an "enemy alien" after spending 3 years incarcerated, the government was assisting dad in gaining citizenship to train him
in military intelligence. What a turn of events! Dad was never an undercover
agent for Germany he was an
undercover agent for the United
States! By the few military papers we
possess, we were able to confirm that the rest of his military service was
served in Manila harbor supervising a tugboat
operation.. According, to retired military
intelligence officers dad would have been attached to the
362nd Harbor craft Company but assigned to a military
intelligence unit. Consequently, he would receive his orders from the military
intelligence unit. In reading "Spycatchers"
by Duval Edwards, I believe my father's intelligence role might have been port
security. During this period tugboats would intercept all ships coming into
Harbor and confirm documents of the crew and glean as much information as
possible to improve the safety of the port. Many months after dad completed
his military service and over two years after becoming a US citizen the US government on December 23, 1946,
withdrew the order for deportation. He was safe at last.
In conclusion, my father was
nothing more than an ordinary man. No German spy, no “nazi”
just a working man who had entered our country at the wrong time in the wrong
place. Just like all the other German internees. Just
ordinary people with ordinary lives. My mother always said as we pursued
my dad’s story “your father was a good man with a good heart”. Of course
my sister and I would glance at each other and mumble under our breath
obviously he didn’t have a good heart or he wouldn’t have died at age 45.
Mom was always resolute no matter what the papers revealed dad was a good man.
He was just a very lonely man. Mom met dad when her roommate coaxed her into
dating my father. He was 16 years senior to mom, much too old for her.
Even today, we sometimes wonder if she married him because she felt sorry for
him. After a very short courtship, dad proposed. He told my mother
that he was so tired of being alone. He needed and wanted to start a
family. When dad died there were four of us children. The youngest, my sister,
Frieda, was just ten months old. At 29, mom was a widow with four children,
a woman who didn’t even know how to drive the car sitting in the driveway. As
an adult looking back, I realize how my parents' hardships were a testament to
character.
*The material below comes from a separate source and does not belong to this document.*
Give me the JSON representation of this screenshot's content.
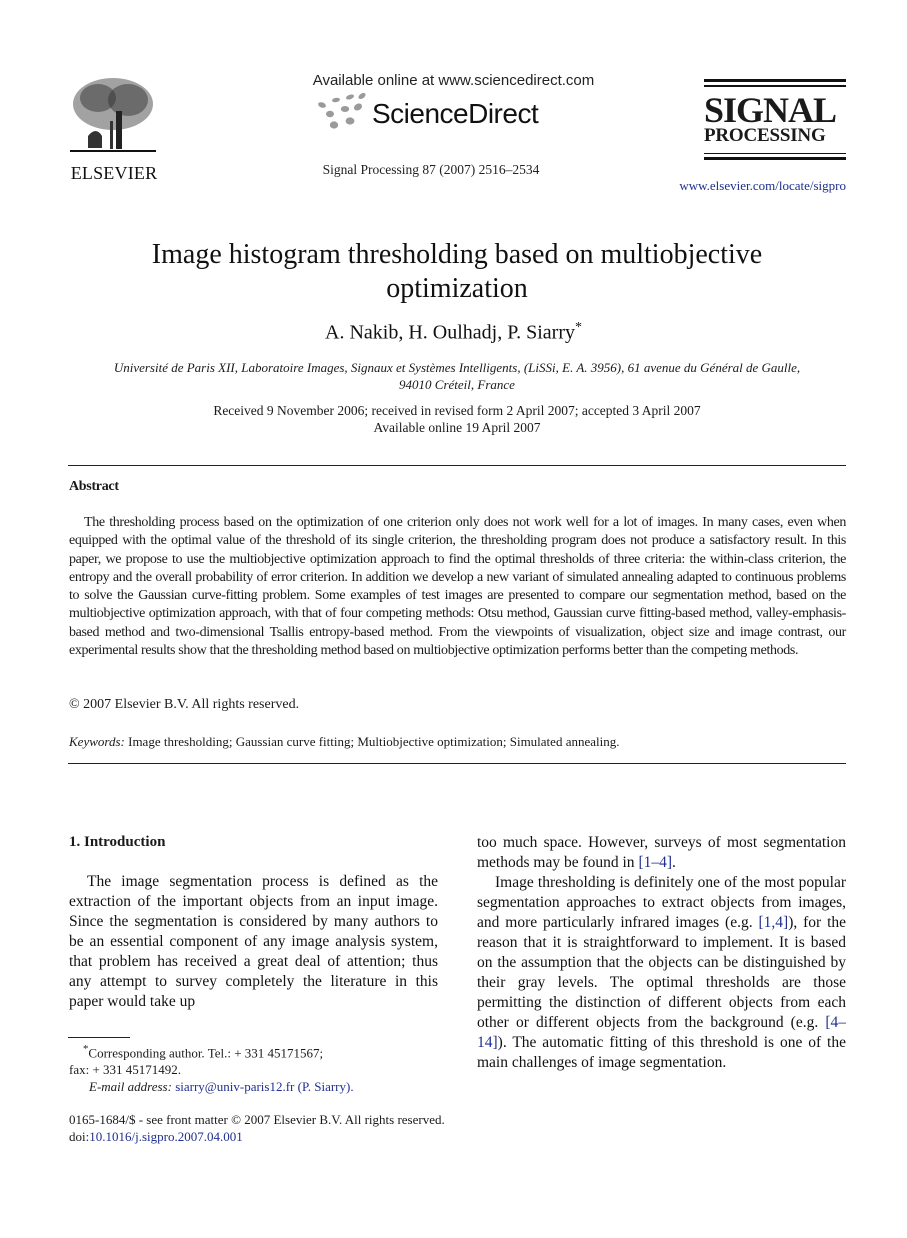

Ordinary people and good role models.
No matter how tough their circumstances, they prevailed.
For more on the internment of
German Seaman please visit the story regarding the ASAMA
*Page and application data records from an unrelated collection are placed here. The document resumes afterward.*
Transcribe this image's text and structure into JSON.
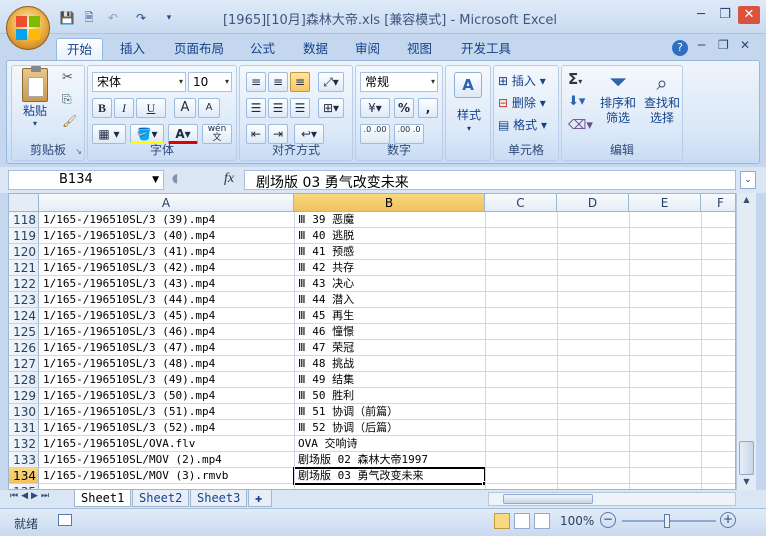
{
  "window": {
    "title": "[1965][10月]森林大帝.xls  [兼容模式] - Microsoft Excel",
    "minimize": "─",
    "restore": "❐",
    "close": "✕"
  },
  "quick_access": {
    "save": "💾",
    "undo": "↶",
    "redo": "↷",
    "customize": "▾"
  },
  "tabs": [
    "开始",
    "插入",
    "页面布局",
    "公式",
    "数据",
    "审阅",
    "视图",
    "开发工具"
  ],
  "ribbon": {
    "clipboard": {
      "label": "剪贴板",
      "paste": "粘贴"
    },
    "font": {
      "label": "字体",
      "name": "宋体",
      "size": "10",
      "bold": "B",
      "italic": "I",
      "underline": "U",
      "grow": "A",
      "shrink": "A",
      "fill_color": "A",
      "font_color": "A",
      "wen": "wén 文"
    },
    "alignment": {
      "label": "对齐方式"
    },
    "number": {
      "label": "数字",
      "format": "常规",
      "percent": "%",
      "comma": ",",
      "inc": ".0 .00",
      "dec": ".00 .0"
    },
    "styles": {
      "label": "样式"
    },
    "cells": {
      "label": "单元格",
      "insert": "插入",
      "delete": "删除",
      "format": "格式"
    },
    "editing": {
      "label": "编辑",
      "sum": "Σ",
      "sort": "排序和\n筛选",
      "find": "查找和\n选择"
    }
  },
  "formula_bar": {
    "name_box": "B134",
    "fx": "fx",
    "content": "剧场版 03 勇气改变未来"
  },
  "columns": [
    "A",
    "B",
    "C",
    "D",
    "E",
    "F"
  ],
  "rows": [
    {
      "num": "118",
      "a": "1/165-/196510SL/3 (39).mp4",
      "b": "Ⅲ 39 恶魔"
    },
    {
      "num": "119",
      "a": "1/165-/196510SL/3 (40).mp4",
      "b": "Ⅲ 40 逃脱"
    },
    {
      "num": "120",
      "a": "1/165-/196510SL/3 (41).mp4",
      "b": "Ⅲ 41 预感"
    },
    {
      "num": "121",
      "a": "1/165-/196510SL/3 (42).mp4",
      "b": "Ⅲ 42 共存"
    },
    {
      "num": "122",
      "a": "1/165-/196510SL/3 (43).mp4",
      "b": "Ⅲ 43 决心"
    },
    {
      "num": "123",
      "a": "1/165-/196510SL/3 (44).mp4",
      "b": "Ⅲ 44 潜入"
    },
    {
      "num": "124",
      "a": "1/165-/196510SL/3 (45).mp4",
      "b": "Ⅲ 45 再生"
    },
    {
      "num": "125",
      "a": "1/165-/196510SL/3 (46).mp4",
      "b": "Ⅲ 46 憧憬"
    },
    {
      "num": "126",
      "a": "1/165-/196510SL/3 (47).mp4",
      "b": "Ⅲ 47 荣冠"
    },
    {
      "num": "127",
      "a": "1/165-/196510SL/3 (48).mp4",
      "b": "Ⅲ 48 挑战"
    },
    {
      "num": "128",
      "a": "1/165-/196510SL/3 (49).mp4",
      "b": "Ⅲ 49 结集"
    },
    {
      "num": "129",
      "a": "1/165-/196510SL/3 (50).mp4",
      "b": "Ⅲ 50 胜利"
    },
    {
      "num": "130",
      "a": "1/165-/196510SL/3 (51).mp4",
      "b": "Ⅲ 51 协调（前篇）"
    },
    {
      "num": "131",
      "a": "1/165-/196510SL/3 (52).mp4",
      "b": "Ⅲ 52 协调（后篇）"
    },
    {
      "num": "132",
      "a": "1/165-/196510SL/OVA.flv",
      "b": "OVA 交响诗"
    },
    {
      "num": "133",
      "a": "1/165-/196510SL/MOV (2).mp4",
      "b": "剧场版 02 森林大帝1997"
    },
    {
      "num": "134",
      "a": "1/165-/196510SL/MOV (3).rmvb",
      "b": "剧场版 03 勇气改变未来"
    },
    {
      "num": "135",
      "a": "",
      "b": ""
    }
  ],
  "sheets": [
    "Sheet1",
    "Sheet2",
    "Sheet3"
  ],
  "status": {
    "ready": "就绪",
    "zoom": "100%"
  },
  "colors": {
    "accent": "#15428b",
    "selection": "#f1c15f"
  }
}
MARU incident. (Please click on the
underlined words ASAMA MARU).
Posted to FOITIMES.COM on
March 3, 2006
Updated on August 15, 2007